Top of Provided data

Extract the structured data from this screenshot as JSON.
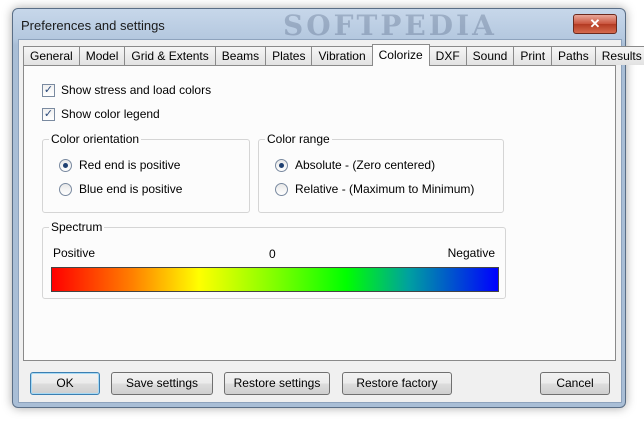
{
  "window": {
    "title": "Preferences and settings",
    "watermark": "SOFTPEDIA",
    "close_symbol": "✕"
  },
  "tabs": [
    "General",
    "Model",
    "Grid & Extents",
    "Beams",
    "Plates",
    "Vibration",
    "Colorize",
    "DXF",
    "Sound",
    "Print",
    "Paths",
    "Results"
  ],
  "active_tab": "Colorize",
  "colorize": {
    "show_stress_label": "Show stress and load colors",
    "show_stress_checked": true,
    "show_legend_label": "Show color legend",
    "show_legend_checked": true,
    "check_mark": "✓",
    "orientation": {
      "title": "Color orientation",
      "options": [
        "Red end is positive",
        "Blue end is positive"
      ],
      "selected": 0
    },
    "range": {
      "title": "Color range",
      "options": [
        "Absolute - (Zero centered)",
        "Relative - (Maximum to Minimum)"
      ],
      "selected": 0
    },
    "spectrum": {
      "title": "Spectrum",
      "left_label": "Positive",
      "center_label": "0",
      "right_label": "Negative",
      "colors": [
        "#ff0000",
        "#ff8000",
        "#ffff00",
        "#80ff00",
        "#00ff00",
        "#00a0a0",
        "#0000ff"
      ]
    }
  },
  "buttons": {
    "ok": "OK",
    "save": "Save settings",
    "restore": "Restore settings",
    "factory": "Restore factory",
    "cancel": "Cancel"
  }
}
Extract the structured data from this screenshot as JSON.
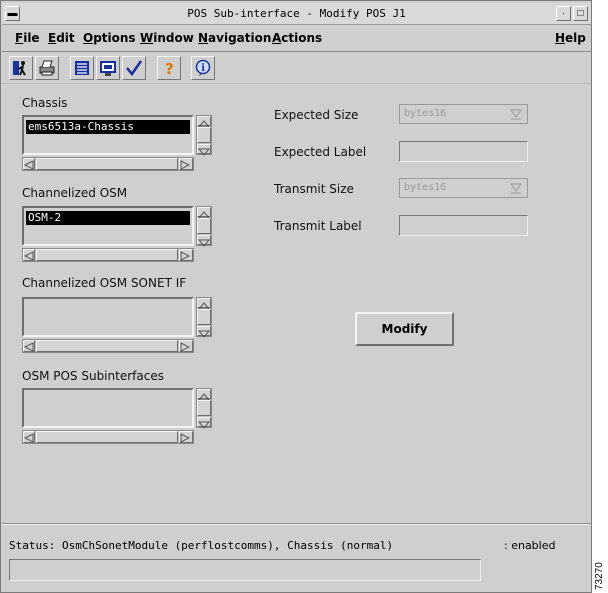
{
  "window": {
    "title": "POS Sub-interface - Modify POS J1"
  },
  "menu": [
    {
      "mnemonic": "F",
      "rest": "ile"
    },
    {
      "mnemonic": "E",
      "rest": "dit"
    },
    {
      "mnemonic": "O",
      "rest": "ptions"
    },
    {
      "mnemonic": "W",
      "rest": "indow"
    },
    {
      "mnemonic": "N",
      "rest": "avigation"
    },
    {
      "mnemonic": "A",
      "rest": "ctions"
    },
    {
      "mnemonic": "H",
      "rest": "elp"
    }
  ],
  "toolbar": {
    "icons": [
      "exit-icon",
      "print-icon",
      "list-icon",
      "screen-icon",
      "check-icon",
      "help-icon",
      "info-icon"
    ]
  },
  "lists": {
    "chassis": {
      "label": "Chassis",
      "selected": "ems6513a-Chassis"
    },
    "osm": {
      "label": "Channelized OSM",
      "selected": "OSM-2"
    },
    "sonet": {
      "label": "Channelized OSM SONET IF",
      "selected": ""
    },
    "subinterfaces": {
      "label": "OSM POS Subinterfaces",
      "selected": ""
    }
  },
  "form": {
    "expected_size_label": "Expected Size",
    "expected_size_value": "bytes16",
    "expected_label_label": "Expected Label",
    "expected_label_value": "",
    "transmit_size_label": "Transmit Size",
    "transmit_size_value": "bytes16",
    "transmit_label_label": "Transmit Label",
    "transmit_label_value": ""
  },
  "modify_button": "Modify",
  "status": {
    "text": "Status: OsmChSonetModule (perflostcomms), Chassis (normal)",
    "right": ": enabled"
  },
  "figure_id": "73270",
  "colors": {
    "background": "#cfcfcf",
    "selection": "#000000"
  }
}
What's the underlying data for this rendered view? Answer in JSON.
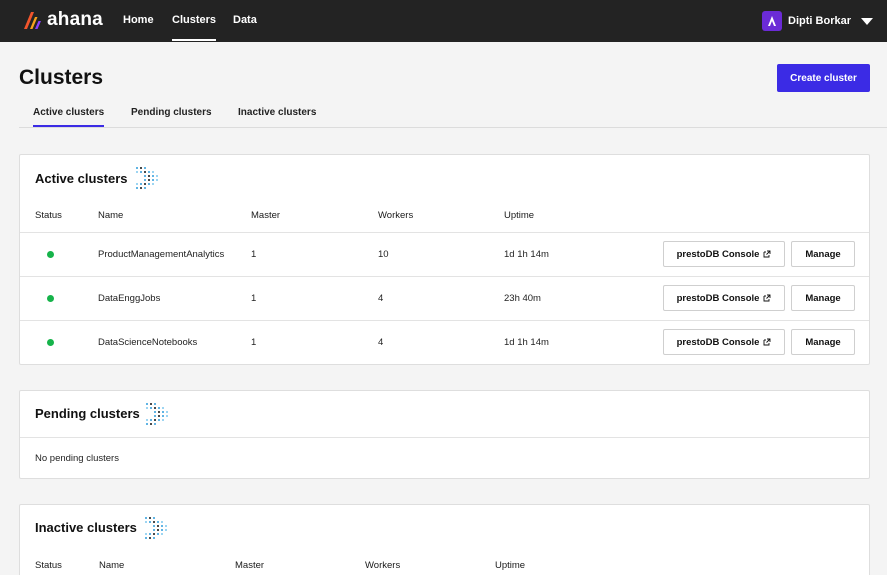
{
  "brand": {
    "name": "ahana"
  },
  "nav": {
    "home": "Home",
    "clusters": "Clusters",
    "data": "Data"
  },
  "user": {
    "name": "Dipti Borkar"
  },
  "page": {
    "title": "Clusters",
    "create_button": "Create cluster"
  },
  "tabs": [
    {
      "label": "Active clusters",
      "active": true
    },
    {
      "label": "Pending clusters",
      "active": false
    },
    {
      "label": "Inactive clusters",
      "active": false
    }
  ],
  "columns": {
    "status": "Status",
    "name": "Name",
    "master": "Master",
    "workers": "Workers",
    "uptime": "Uptime"
  },
  "active": {
    "title": "Active clusters",
    "rows": [
      {
        "name": "ProductManagementAnalytics",
        "master": "1",
        "workers": "10",
        "uptime": "1d 1h 14m",
        "console": "prestoDB Console",
        "manage": "Manage"
      },
      {
        "name": "DataEnggJobs",
        "master": "1",
        "workers": "4",
        "uptime": "23h 40m",
        "console": "prestoDB Console",
        "manage": "Manage"
      },
      {
        "name": "DataScienceNotebooks",
        "master": "1",
        "workers": "4",
        "uptime": "1d 1h 14m",
        "console": "prestoDB Console",
        "manage": "Manage"
      }
    ]
  },
  "pending": {
    "title": "Pending clusters",
    "empty": "No pending clusters"
  },
  "inactive": {
    "title": "Inactive clusters"
  },
  "colors": {
    "accent": "#3b2be5",
    "status_running": "#16b34a",
    "topbar": "#232323",
    "avatar": "#6b2bd6"
  },
  "icons": {
    "logo": "ahana-logo-icon",
    "avatar": "user-avatar-icon",
    "caret": "caret-down-icon",
    "external": "external-link-icon",
    "dots": "presto-dots-icon"
  }
}
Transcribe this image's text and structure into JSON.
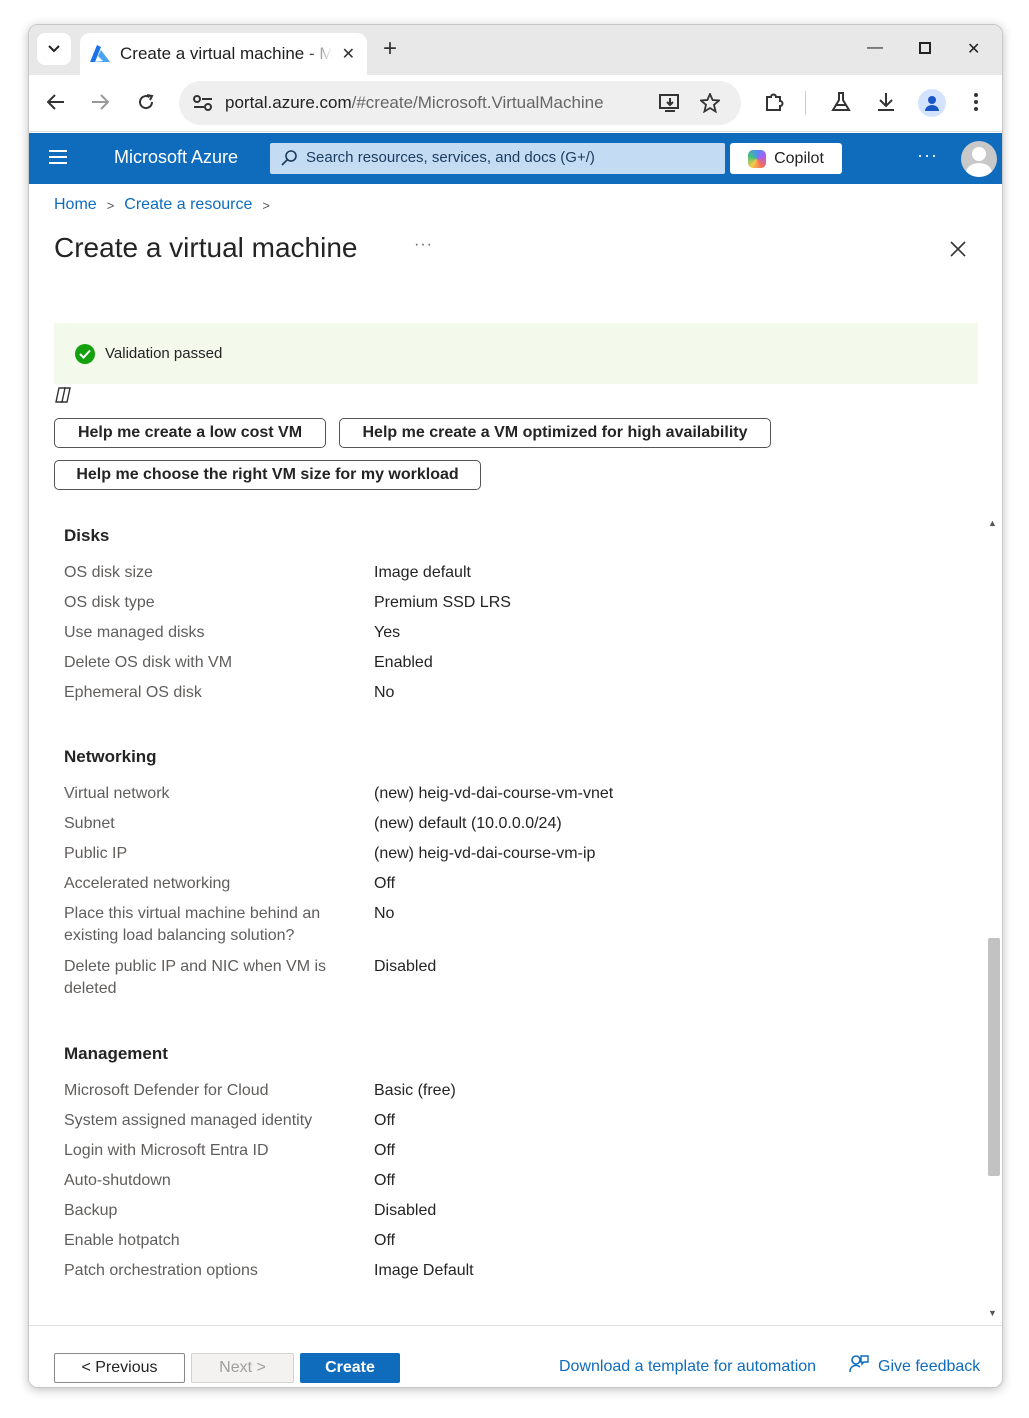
{
  "browser": {
    "tab_title": "Create a virtual machine - Microsoft Azure",
    "url_host": "portal.azure.com",
    "url_path": "/#create/Microsoft.VirtualMachine"
  },
  "azure_header": {
    "brand": "Microsoft Azure",
    "search_placeholder": "Search resources, services, and docs (G+/)",
    "copilot_label": "Copilot",
    "more_label": "···"
  },
  "breadcrumb": [
    "Home",
    "Create a resource"
  ],
  "page": {
    "title": "Create a virtual machine",
    "title_more": "···",
    "validation_text": "Validation passed"
  },
  "suggestions": [
    "Help me create a low cost VM",
    "Help me create a VM optimized for high availability",
    "Help me choose the right VM size for my workload"
  ],
  "sections": {
    "disks": {
      "title": "Disks",
      "rows": [
        {
          "label": "OS disk size",
          "value": "Image default"
        },
        {
          "label": "OS disk type",
          "value": "Premium SSD LRS"
        },
        {
          "label": "Use managed disks",
          "value": "Yes"
        },
        {
          "label": "Delete OS disk with VM",
          "value": "Enabled"
        },
        {
          "label": "Ephemeral OS disk",
          "value": "No"
        }
      ]
    },
    "networking": {
      "title": "Networking",
      "rows": [
        {
          "label": "Virtual network",
          "value": "(new) heig-vd-dai-course-vm-vnet"
        },
        {
          "label": "Subnet",
          "value": "(new) default (10.0.0.0/24)"
        },
        {
          "label": "Public IP",
          "value": "(new) heig-vd-dai-course-vm-ip"
        },
        {
          "label": "Accelerated networking",
          "value": "Off"
        },
        {
          "label": "Place this virtual machine behind an existing load balancing solution?",
          "value": "No"
        },
        {
          "label": "Delete public IP and NIC when VM is deleted",
          "value": "Disabled"
        }
      ]
    },
    "management": {
      "title": "Management",
      "rows": [
        {
          "label": "Microsoft Defender for Cloud",
          "value": "Basic (free)"
        },
        {
          "label": "System assigned managed identity",
          "value": "Off"
        },
        {
          "label": "Login with Microsoft Entra ID",
          "value": "Off"
        },
        {
          "label": "Auto-shutdown",
          "value": "Off"
        },
        {
          "label": "Backup",
          "value": "Disabled"
        },
        {
          "label": "Enable hotpatch",
          "value": "Off"
        },
        {
          "label": "Patch orchestration options",
          "value": "Image Default"
        }
      ]
    }
  },
  "footer": {
    "previous": "< Previous",
    "next": "Next >",
    "create": "Create",
    "download_template": "Download a template for automation",
    "feedback": "Give feedback"
  },
  "colors": {
    "azure_blue": "#0f6cbd",
    "validation_bg": "#f3f9eb",
    "success_green": "#13a10e"
  }
}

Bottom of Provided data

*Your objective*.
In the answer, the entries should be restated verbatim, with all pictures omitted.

*Task output*.
Extract the structured data from this screenshot as JSON.
{
  "window": {
    "title": "Preferences and settings",
    "watermark": "SOFTPEDIA",
    "close_symbol": "✕"
  },
  "tabs": [
    "General",
    "Model",
    "Grid & Extents",
    "Beams",
    "Plates",
    "Vibration",
    "Colorize",
    "DXF",
    "Sound",
    "Print",
    "Paths",
    "Results"
  ],
  "active_tab": "Colorize",
  "colorize": {
    "show_stress_label": "Show stress and load colors",
    "show_stress_checked": true,
    "show_legend_label": "Show color legend",
    "show_legend_checked": true,
    "check_mark": "✓",
    "orientation": {
      "title": "Color orientation",
      "options": [
        "Red end is positive",
        "Blue end is positive"
      ],
      "selected": 0
    },
    "range": {
      "title": "Color range",
      "options": [
        "Absolute - (Zero centered)",
        "Relative - (Maximum to Minimum)"
      ],
      "selected": 0
    },
    "spectrum": {
      "title": "Spectrum",
      "left_label": "Positive",
      "center_label": "0",
      "right_label": "Negative",
      "colors": [
        "#ff0000",
        "#ff8000",
        "#ffff00",
        "#80ff00",
        "#00ff00",
        "#00a0a0",
        "#0000ff"
      ]
    }
  },
  "buttons": {
    "ok": "OK",
    "save": "Save settings",
    "restore": "Restore settings",
    "factory": "Restore factory",
    "cancel": "Cancel"
  }
}
Extract the structured data from this screenshot as JSON.
{
  "window": {
    "title": "POS Sub-interface - Modify POS J1"
  },
  "menu": [
    {
      "mnemonic": "F",
      "rest": "ile"
    },
    {
      "mnemonic": "E",
      "rest": "dit"
    },
    {
      "mnemonic": "O",
      "rest": "ptions"
    },
    {
      "mnemonic": "W",
      "rest": "indow"
    },
    {
      "mnemonic": "N",
      "rest": "avigation"
    },
    {
      "mnemonic": "A",
      "rest": "ctions"
    },
    {
      "mnemonic": "H",
      "rest": "elp"
    }
  ],
  "toolbar": {
    "icons": [
      "exit-icon",
      "print-icon",
      "list-icon",
      "screen-icon",
      "check-icon",
      "help-icon",
      "info-icon"
    ]
  },
  "lists": {
    "chassis": {
      "label": "Chassis",
      "selected": "ems6513a-Chassis"
    },
    "osm": {
      "label": "Channelized OSM",
      "selected": "OSM-2"
    },
    "sonet": {
      "label": "Channelized OSM SONET IF",
      "selected": ""
    },
    "subinterfaces": {
      "label": "OSM POS Subinterfaces",
      "selected": ""
    }
  },
  "form": {
    "expected_size_label": "Expected Size",
    "expected_size_value": "bytes16",
    "expected_label_label": "Expected Label",
    "expected_label_value": "",
    "transmit_size_label": "Transmit Size",
    "transmit_size_value": "bytes16",
    "transmit_label_label": "Transmit Label",
    "transmit_label_value": ""
  },
  "modify_button": "Modify",
  "status": {
    "text": "Status: OsmChSonetModule (perflostcomms), Chassis (normal)",
    "right": ": enabled"
  },
  "figure_id": "73270",
  "colors": {
    "background": "#cfcfcf",
    "selection": "#000000"
  }
}
What's the underlying data for this rendered view? Answer in JSON.
{
  "brand": {
    "name": "ahana"
  },
  "nav": {
    "home": "Home",
    "clusters": "Clusters",
    "data": "Data"
  },
  "user": {
    "name": "Dipti Borkar"
  },
  "page": {
    "title": "Clusters",
    "create_button": "Create cluster"
  },
  "tabs": [
    {
      "label": "Active clusters",
      "active": true
    },
    {
      "label": "Pending clusters",
      "active": false
    },
    {
      "label": "Inactive clusters",
      "active": false
    }
  ],
  "columns": {
    "status": "Status",
    "name": "Name",
    "master": "Master",
    "workers": "Workers",
    "uptime": "Uptime"
  },
  "active": {
    "title": "Active clusters",
    "rows": [
      {
        "name": "ProductManagementAnalytics",
        "master": "1",
        "workers": "10",
        "uptime": "1d 1h 14m",
        "console": "prestoDB Console",
        "manage": "Manage"
      },
      {
        "name": "DataEnggJobs",
        "master": "1",
        "workers": "4",
        "uptime": "23h 40m",
        "console": "prestoDB Console",
        "manage": "Manage"
      },
      {
        "name": "DataScienceNotebooks",
        "master": "1",
        "workers": "4",
        "uptime": "1d 1h 14m",
        "console": "prestoDB Console",
        "manage": "Manage"
      }
    ]
  },
  "pending": {
    "title": "Pending clusters",
    "empty": "No pending clusters"
  },
  "inactive": {
    "title": "Inactive clusters"
  },
  "colors": {
    "accent": "#3b2be5",
    "status_running": "#16b34a",
    "topbar": "#232323",
    "avatar": "#6b2bd6"
  },
  "icons": {
    "logo": "ahana-logo-icon",
    "avatar": "user-avatar-icon",
    "caret": "caret-down-icon",
    "external": "external-link-icon",
    "dots": "presto-dots-icon"
  }
}
Transcribe this image's text and structure into JSON.
{
  "browser": {
    "tab_title": "Create a virtual machine - Microsoft Azure",
    "url_host": "portal.azure.com",
    "url_path": "/#create/Microsoft.VirtualMachine"
  },
  "azure_header": {
    "brand": "Microsoft Azure",
    "search_placeholder": "Search resources, services, and docs (G+/)",
    "copilot_label": "Copilot",
    "more_label": "···"
  },
  "breadcrumb": [
    "Home",
    "Create a resource"
  ],
  "page": {
    "title": "Create a virtual machine",
    "title_more": "···",
    "validation_text": "Validation passed"
  },
  "suggestions": [
    "Help me create a low cost VM",
    "Help me create a VM optimized for high availability",
    "Help me choose the right VM size for my workload"
  ],
  "sections": {
    "disks": {
      "title": "Disks",
      "rows": [
        {
          "label": "OS disk size",
          "value": "Image default"
        },
        {
          "label": "OS disk type",
          "value": "Premium SSD LRS"
        },
        {
          "label": "Use managed disks",
          "value": "Yes"
        },
        {
          "label": "Delete OS disk with VM",
          "value": "Enabled"
        },
        {
          "label": "Ephemeral OS disk",
          "value": "No"
        }
      ]
    },
    "networking": {
      "title": "Networking",
      "rows": [
        {
          "label": "Virtual network",
          "value": "(new) heig-vd-dai-course-vm-vnet"
        },
        {
          "label": "Subnet",
          "value": "(new) default (10.0.0.0/24)"
        },
        {
          "label": "Public IP",
          "value": "(new) heig-vd-dai-course-vm-ip"
        },
        {
          "label": "Accelerated networking",
          "value": "Off"
        },
        {
          "label": "Place this virtual machine behind an existing load balancing solution?",
          "value": "No"
        },
        {
          "label": "Delete public IP and NIC when VM is deleted",
          "value": "Disabled"
        }
      ]
    },
    "management": {
      "title": "Management",
      "rows": [
        {
          "label": "Microsoft Defender for Cloud",
          "value": "Basic (free)"
        },
        {
          "label": "System assigned managed identity",
          "value": "Off"
        },
        {
          "label": "Login with Microsoft Entra ID",
          "value": "Off"
        },
        {
          "label": "Auto-shutdown",
          "value": "Off"
        },
        {
          "label": "Backup",
          "value": "Disabled"
        },
        {
          "label": "Enable hotpatch",
          "value": "Off"
        },
        {
          "label": "Patch orchestration options",
          "value": "Image Default"
        }
      ]
    }
  },
  "footer": {
    "previous": "< Previous",
    "next": "Next >",
    "create": "Create",
    "download_template": "Download a template for automation",
    "feedback": "Give feedback"
  },
  "colors": {
    "azure_blue": "#0f6cbd",
    "validation_bg": "#f3f9eb",
    "success_green": "#13a10e"
  }
}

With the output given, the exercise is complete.